In addition, the smartphone-based platform “is essentially equivalent to the AI-analyzed conventional retinal imaging reported in previous studies,” noted Dr. Catania. Using AI on a phone “can provide unique benefits to primary healthcare and eye care practitioners and to the public health as a validated, highly accurate, accessible (cost-effective, telemedicine capable and portable) screening and early detection system for STDR,” he wrote.5
Glaucoma Up Close
Other researchers tackled GON screening with AI, and had similarly positive results. They asked 21 trained ophthalmologists to classify 48,119 fundus photographs for referable GON, defined as vertical cup-to-disc ratio of 0.7 or more, in addition to other typical changes of the condition. After running the graded images through a deep learning algorithm, they found the AI software achieved a sensitivity of 95.6% and specificity of 92.0% in detecting referable GON.2

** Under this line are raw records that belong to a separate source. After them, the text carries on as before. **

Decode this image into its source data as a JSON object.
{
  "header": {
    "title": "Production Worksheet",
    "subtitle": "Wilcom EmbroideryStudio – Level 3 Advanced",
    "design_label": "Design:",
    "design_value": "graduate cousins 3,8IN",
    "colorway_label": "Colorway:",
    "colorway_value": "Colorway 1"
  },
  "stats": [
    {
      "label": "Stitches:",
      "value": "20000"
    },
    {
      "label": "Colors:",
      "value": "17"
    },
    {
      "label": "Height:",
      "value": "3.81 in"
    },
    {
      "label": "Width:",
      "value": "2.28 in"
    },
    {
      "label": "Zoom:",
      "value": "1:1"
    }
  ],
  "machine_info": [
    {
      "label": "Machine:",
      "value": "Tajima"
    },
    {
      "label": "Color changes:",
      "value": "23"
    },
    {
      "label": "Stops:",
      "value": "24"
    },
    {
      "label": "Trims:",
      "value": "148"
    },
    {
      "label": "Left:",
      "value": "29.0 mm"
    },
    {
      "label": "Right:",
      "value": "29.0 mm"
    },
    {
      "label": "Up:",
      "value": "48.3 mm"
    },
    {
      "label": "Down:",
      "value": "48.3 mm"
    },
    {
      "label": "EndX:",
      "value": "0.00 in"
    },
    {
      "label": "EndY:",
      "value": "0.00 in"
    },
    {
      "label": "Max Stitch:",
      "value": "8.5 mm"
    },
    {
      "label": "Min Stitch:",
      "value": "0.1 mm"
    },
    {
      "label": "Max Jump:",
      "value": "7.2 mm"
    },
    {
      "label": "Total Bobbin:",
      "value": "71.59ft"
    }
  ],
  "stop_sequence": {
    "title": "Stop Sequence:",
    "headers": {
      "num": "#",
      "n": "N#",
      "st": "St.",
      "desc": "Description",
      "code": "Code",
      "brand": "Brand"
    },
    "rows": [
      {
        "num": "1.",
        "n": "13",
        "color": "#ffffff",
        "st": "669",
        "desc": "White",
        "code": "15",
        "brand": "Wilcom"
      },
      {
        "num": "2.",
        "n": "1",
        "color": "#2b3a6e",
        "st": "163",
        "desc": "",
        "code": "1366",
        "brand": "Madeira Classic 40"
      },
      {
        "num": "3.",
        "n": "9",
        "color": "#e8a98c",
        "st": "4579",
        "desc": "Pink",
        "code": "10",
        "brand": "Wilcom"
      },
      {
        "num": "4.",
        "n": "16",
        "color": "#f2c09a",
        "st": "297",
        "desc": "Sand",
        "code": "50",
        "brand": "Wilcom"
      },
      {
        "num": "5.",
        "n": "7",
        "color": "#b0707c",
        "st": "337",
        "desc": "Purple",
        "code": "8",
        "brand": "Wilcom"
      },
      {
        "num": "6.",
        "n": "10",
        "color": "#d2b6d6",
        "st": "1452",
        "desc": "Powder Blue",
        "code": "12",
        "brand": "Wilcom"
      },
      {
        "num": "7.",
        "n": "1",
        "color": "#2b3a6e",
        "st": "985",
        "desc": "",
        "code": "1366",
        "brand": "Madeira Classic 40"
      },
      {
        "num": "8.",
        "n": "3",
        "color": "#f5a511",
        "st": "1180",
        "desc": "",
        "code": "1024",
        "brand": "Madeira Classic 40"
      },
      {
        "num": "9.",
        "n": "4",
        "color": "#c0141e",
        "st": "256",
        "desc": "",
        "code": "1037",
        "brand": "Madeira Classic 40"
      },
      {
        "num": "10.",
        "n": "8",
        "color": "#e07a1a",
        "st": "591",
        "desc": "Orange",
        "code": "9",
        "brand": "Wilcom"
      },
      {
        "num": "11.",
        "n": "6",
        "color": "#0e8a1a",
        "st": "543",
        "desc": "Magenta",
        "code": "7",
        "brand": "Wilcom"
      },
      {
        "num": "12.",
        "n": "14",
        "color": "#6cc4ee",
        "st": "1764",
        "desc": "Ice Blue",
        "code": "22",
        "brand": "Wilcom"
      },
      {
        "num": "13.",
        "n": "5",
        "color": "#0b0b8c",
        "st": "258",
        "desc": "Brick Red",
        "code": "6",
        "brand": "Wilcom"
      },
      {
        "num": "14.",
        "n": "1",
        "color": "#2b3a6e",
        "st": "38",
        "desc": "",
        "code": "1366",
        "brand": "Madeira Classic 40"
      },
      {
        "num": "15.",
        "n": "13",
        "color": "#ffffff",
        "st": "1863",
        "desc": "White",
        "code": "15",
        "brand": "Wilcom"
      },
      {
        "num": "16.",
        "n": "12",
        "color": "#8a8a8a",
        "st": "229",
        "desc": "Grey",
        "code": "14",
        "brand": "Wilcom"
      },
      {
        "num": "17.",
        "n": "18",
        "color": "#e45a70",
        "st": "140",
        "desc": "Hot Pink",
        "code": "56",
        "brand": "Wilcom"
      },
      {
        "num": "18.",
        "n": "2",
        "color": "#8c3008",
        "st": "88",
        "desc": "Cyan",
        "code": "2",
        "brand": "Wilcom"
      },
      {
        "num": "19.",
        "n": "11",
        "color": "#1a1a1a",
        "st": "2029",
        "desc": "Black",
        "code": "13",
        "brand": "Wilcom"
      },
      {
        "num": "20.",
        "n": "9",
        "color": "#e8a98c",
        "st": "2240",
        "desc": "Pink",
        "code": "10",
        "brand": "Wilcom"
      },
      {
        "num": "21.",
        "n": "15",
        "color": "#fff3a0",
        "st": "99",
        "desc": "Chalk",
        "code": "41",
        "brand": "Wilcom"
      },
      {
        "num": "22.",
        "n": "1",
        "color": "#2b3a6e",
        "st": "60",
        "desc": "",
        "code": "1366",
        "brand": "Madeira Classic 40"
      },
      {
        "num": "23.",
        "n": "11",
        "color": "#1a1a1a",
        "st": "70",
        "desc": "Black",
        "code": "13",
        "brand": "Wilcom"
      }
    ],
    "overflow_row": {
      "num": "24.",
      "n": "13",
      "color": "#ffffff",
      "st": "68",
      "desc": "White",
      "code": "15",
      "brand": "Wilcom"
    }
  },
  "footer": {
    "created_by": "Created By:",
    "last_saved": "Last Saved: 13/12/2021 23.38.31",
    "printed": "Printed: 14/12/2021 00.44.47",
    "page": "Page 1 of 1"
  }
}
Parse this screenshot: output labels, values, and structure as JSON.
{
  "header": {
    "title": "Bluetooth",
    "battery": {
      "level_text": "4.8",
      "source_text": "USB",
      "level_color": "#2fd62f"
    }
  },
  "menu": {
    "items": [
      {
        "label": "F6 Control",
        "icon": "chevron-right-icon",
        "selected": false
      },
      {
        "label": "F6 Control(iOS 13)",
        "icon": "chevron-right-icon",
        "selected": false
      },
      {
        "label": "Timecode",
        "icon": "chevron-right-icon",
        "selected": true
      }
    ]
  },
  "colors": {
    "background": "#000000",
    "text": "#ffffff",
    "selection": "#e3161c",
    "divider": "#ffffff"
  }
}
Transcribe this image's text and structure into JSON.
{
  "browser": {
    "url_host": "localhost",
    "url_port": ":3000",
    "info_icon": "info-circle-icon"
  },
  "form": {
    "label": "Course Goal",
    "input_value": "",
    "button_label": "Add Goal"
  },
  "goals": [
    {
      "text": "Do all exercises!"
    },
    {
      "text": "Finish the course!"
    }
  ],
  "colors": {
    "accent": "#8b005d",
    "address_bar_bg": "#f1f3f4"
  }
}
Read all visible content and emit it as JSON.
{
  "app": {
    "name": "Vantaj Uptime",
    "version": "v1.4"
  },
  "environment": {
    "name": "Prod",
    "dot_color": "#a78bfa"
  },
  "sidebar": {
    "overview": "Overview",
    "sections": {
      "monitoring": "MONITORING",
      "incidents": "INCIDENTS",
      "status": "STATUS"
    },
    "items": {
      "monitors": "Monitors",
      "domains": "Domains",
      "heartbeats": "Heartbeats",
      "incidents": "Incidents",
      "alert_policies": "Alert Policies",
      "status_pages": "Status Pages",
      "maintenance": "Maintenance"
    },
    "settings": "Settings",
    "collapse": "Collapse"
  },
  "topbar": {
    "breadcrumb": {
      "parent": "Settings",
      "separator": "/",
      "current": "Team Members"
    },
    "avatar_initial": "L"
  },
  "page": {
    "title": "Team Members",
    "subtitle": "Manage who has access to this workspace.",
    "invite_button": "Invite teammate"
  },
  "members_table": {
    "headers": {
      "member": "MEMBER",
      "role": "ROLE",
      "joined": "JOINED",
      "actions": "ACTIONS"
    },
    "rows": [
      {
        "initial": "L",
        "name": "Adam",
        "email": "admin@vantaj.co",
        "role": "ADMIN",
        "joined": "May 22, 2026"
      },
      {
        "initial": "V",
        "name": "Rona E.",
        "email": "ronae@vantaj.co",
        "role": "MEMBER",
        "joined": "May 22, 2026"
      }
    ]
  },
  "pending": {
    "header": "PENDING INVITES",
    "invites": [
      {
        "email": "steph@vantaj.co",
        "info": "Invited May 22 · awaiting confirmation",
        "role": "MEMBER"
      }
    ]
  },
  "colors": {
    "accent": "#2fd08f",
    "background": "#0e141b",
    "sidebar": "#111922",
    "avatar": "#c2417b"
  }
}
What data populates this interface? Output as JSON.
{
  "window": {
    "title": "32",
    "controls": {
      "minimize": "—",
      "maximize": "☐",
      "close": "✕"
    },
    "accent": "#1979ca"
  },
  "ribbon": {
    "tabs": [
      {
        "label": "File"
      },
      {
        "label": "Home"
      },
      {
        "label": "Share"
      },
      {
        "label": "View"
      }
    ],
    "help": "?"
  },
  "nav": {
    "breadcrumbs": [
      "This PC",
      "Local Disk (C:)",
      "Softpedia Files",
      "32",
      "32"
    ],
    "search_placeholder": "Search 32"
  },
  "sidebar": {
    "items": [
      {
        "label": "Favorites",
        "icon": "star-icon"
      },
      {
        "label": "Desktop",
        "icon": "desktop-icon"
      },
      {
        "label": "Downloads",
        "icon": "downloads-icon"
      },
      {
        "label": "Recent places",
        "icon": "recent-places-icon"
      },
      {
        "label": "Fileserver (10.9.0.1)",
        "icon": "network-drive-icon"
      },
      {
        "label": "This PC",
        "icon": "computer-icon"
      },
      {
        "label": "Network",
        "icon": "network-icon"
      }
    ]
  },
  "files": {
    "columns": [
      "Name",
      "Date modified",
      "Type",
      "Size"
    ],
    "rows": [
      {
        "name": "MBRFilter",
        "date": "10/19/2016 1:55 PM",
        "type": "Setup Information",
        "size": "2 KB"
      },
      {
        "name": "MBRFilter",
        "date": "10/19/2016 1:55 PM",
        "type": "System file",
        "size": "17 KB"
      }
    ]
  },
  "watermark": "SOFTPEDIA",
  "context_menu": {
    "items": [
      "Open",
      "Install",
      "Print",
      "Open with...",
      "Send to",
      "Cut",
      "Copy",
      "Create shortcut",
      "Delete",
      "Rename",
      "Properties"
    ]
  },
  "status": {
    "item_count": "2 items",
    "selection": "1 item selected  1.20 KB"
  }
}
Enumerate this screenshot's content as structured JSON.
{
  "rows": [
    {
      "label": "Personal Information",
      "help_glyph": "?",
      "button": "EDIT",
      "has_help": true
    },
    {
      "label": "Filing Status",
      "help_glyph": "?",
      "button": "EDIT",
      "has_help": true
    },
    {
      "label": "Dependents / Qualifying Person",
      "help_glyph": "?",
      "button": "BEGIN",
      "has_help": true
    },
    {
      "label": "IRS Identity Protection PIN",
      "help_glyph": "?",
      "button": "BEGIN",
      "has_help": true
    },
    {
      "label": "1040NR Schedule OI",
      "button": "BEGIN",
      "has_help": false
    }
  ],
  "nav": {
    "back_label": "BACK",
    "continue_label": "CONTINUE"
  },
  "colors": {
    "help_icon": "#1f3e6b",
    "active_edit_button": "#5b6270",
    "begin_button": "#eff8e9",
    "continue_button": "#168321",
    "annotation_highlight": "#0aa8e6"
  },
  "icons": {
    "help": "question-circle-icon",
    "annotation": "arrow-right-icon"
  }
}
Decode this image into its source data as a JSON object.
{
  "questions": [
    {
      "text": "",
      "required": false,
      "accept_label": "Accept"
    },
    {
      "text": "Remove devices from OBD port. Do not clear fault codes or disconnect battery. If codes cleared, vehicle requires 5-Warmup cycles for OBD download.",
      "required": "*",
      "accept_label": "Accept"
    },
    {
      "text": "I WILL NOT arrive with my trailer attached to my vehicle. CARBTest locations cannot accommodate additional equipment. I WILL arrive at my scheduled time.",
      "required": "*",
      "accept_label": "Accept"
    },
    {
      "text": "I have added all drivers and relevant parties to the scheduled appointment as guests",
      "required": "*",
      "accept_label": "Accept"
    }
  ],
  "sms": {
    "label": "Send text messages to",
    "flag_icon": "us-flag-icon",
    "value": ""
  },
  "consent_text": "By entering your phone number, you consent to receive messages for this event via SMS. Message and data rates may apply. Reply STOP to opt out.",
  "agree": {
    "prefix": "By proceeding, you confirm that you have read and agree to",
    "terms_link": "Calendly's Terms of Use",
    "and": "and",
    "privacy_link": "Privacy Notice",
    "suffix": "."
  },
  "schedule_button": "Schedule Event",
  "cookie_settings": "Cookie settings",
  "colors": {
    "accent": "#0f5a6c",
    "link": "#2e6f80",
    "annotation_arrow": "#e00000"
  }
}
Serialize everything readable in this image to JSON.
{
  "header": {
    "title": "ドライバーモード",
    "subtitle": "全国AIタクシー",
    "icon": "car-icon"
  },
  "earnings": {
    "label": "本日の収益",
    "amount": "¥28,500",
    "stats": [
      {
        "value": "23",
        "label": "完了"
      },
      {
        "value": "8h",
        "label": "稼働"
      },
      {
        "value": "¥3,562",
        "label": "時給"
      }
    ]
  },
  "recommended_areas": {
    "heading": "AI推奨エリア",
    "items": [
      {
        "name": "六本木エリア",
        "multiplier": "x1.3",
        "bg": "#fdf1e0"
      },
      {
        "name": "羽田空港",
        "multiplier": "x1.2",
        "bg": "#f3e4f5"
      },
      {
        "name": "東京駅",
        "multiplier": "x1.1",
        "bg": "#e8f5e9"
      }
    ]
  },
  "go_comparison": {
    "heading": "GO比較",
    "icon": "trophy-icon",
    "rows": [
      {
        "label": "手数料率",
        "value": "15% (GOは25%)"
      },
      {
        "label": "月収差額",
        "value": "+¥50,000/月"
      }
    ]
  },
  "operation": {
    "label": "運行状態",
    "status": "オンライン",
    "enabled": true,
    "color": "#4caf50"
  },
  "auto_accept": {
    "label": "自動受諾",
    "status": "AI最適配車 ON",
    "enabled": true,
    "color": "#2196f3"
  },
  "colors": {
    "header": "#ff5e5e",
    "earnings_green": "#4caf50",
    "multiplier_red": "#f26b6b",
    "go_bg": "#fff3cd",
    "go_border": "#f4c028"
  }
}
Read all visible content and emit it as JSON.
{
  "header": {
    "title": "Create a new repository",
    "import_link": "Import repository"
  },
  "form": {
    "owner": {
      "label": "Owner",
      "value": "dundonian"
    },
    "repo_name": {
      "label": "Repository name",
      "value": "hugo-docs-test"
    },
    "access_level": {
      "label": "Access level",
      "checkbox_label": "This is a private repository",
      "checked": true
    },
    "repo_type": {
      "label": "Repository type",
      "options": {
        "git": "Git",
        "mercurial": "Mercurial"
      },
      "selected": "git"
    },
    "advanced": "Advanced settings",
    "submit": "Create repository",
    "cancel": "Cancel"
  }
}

The investigators found coexisting high or pathologic myopia was the most common cause of false-negative results, while physiologic cupping and pathologic myopia were the most common culprits for false-positive results. Still, the results show promise for AI in screening for this condition, the authors concluded.2
Classifying AMD in the Blink of an Eye
Manually grading fundus images for AMD is an in-depth process that takes considerable time—unless you use deep learning tools, a new study found. German researchers used 120,656 manually graded color fundus images from the Age-Related Eye Disease Study (AREDS) and 5,555 fundus images from their country’s Kooperative Gesundheitsforschung in der Region Augsburg study to build an AI grading tool for distinguishing 13 different AMD classes. They found the AI system predicted the 13 classes with a 95% confidence interval, and, even more importantly, it detected 84.2% of all fundus images with definite signs of early or late AMD. Overall, the system classified 94.3% of healthy fundus images correctly.3
“Our deep learning algorithm revealed a weighted κ [a statistical measure of reliability in classification methods] outperforming human graders in the AREDS study and is suitable to classify AMD fundus images in other datasets using individuals >55 years of age,” the study authors said.
1. Rajalakshmi R, Subashini R, Anjana RM, Mohan V. Automated diabetic retinopathy detection in smartphone-based fundus photography using artificial intelligence. Eye (Lond). March 9, 2018. [Epub ahead of print].